WORK INSTRUCTIONS -
Would you return the data exactly as given, except for its pictures?

THE DATA -

★ ★ ★

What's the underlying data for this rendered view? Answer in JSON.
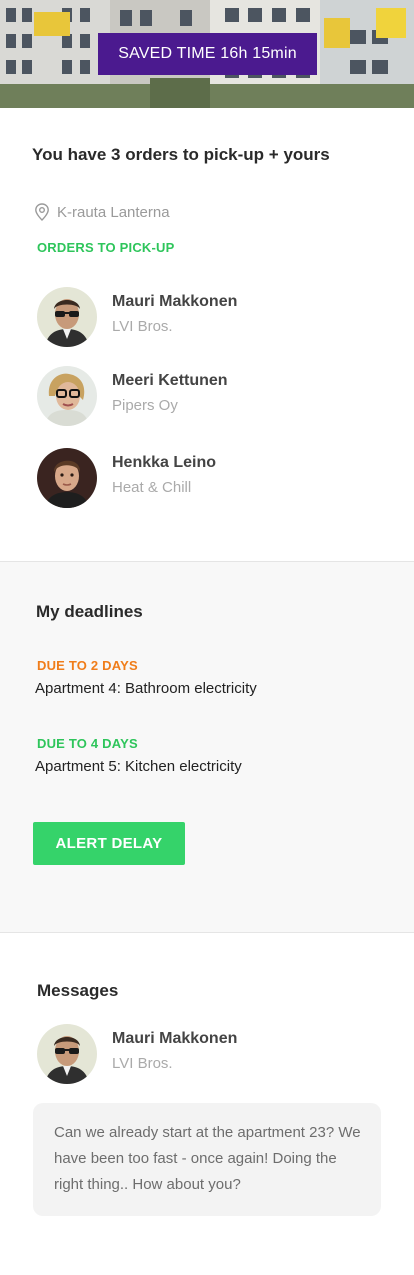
{
  "header": {
    "saved_time": "SAVED TIME 16h 15min"
  },
  "summary": {
    "title": "You have 3 orders to pick-up + yours",
    "location": "K-rauta Lanterna",
    "location_icon": "map-pin-icon",
    "orders_label": "ORDERS TO PICK-UP",
    "orders": [
      {
        "name": "Mauri Makkonen",
        "company": "LVI Bros."
      },
      {
        "name": "Meeri Kettunen",
        "company": "Pipers Oy"
      },
      {
        "name": "Henkka Leino",
        "company": "Heat & Chill"
      }
    ]
  },
  "deadlines": {
    "title": "My deadlines",
    "items": [
      {
        "due": "DUE TO 2 DAYS",
        "task": "Apartment 4: Bathroom electricity",
        "color": "#f07d1a"
      },
      {
        "due": "DUE TO 4 DAYS",
        "task": "Apartment 5: Kitchen electricity",
        "color": "#2ec55b"
      }
    ],
    "alert_button": "ALERT DELAY"
  },
  "messages": {
    "title": "Messages",
    "sender": {
      "name": "Mauri Makkonen",
      "company": "LVI Bros."
    },
    "text": "Can we already start at the apartment 23? We have been too fast - once again! Doing the right thing.. How about you?"
  },
  "colors": {
    "accent_purple": "#4b1a8f",
    "accent_green": "#35d36a",
    "label_green": "#2ec55b",
    "label_orange": "#f07d1a"
  }
}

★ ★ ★

SOLUTION TO THIS PROBLEM -
What's the underlying data for this rendered view? Answer in JSON.
{
  "header": {
    "saved_time": "SAVED TIME 16h 15min"
  },
  "summary": {
    "title": "You have 3 orders to pick-up + yours",
    "location": "K-rauta Lanterna",
    "location_icon": "map-pin-icon",
    "orders_label": "ORDERS TO PICK-UP",
    "orders": [
      {
        "name": "Mauri Makkonen",
        "company": "LVI Bros."
      },
      {
        "name": "Meeri Kettunen",
        "company": "Pipers Oy"
      },
      {
        "name": "Henkka Leino",
        "company": "Heat & Chill"
      }
    ]
  },
  "deadlines": {
    "title": "My deadlines",
    "items": [
      {
        "due": "DUE TO 2 DAYS",
        "task": "Apartment 4: Bathroom electricity",
        "color": "#f07d1a"
      },
      {
        "due": "DUE TO 4 DAYS",
        "task": "Apartment 5: Kitchen electricity",
        "color": "#2ec55b"
      }
    ],
    "alert_button": "ALERT DELAY"
  },
  "messages": {
    "title": "Messages",
    "sender": {
      "name": "Mauri Makkonen",
      "company": "LVI Bros."
    },
    "text": "Can we already start at the apartment 23? We have been too fast - once again! Doing the right thing.. How about you?"
  },
  "colors": {
    "accent_purple": "#4b1a8f",
    "accent_green": "#35d36a",
    "label_green": "#2ec55b",
    "label_orange": "#f07d1a"
  }
}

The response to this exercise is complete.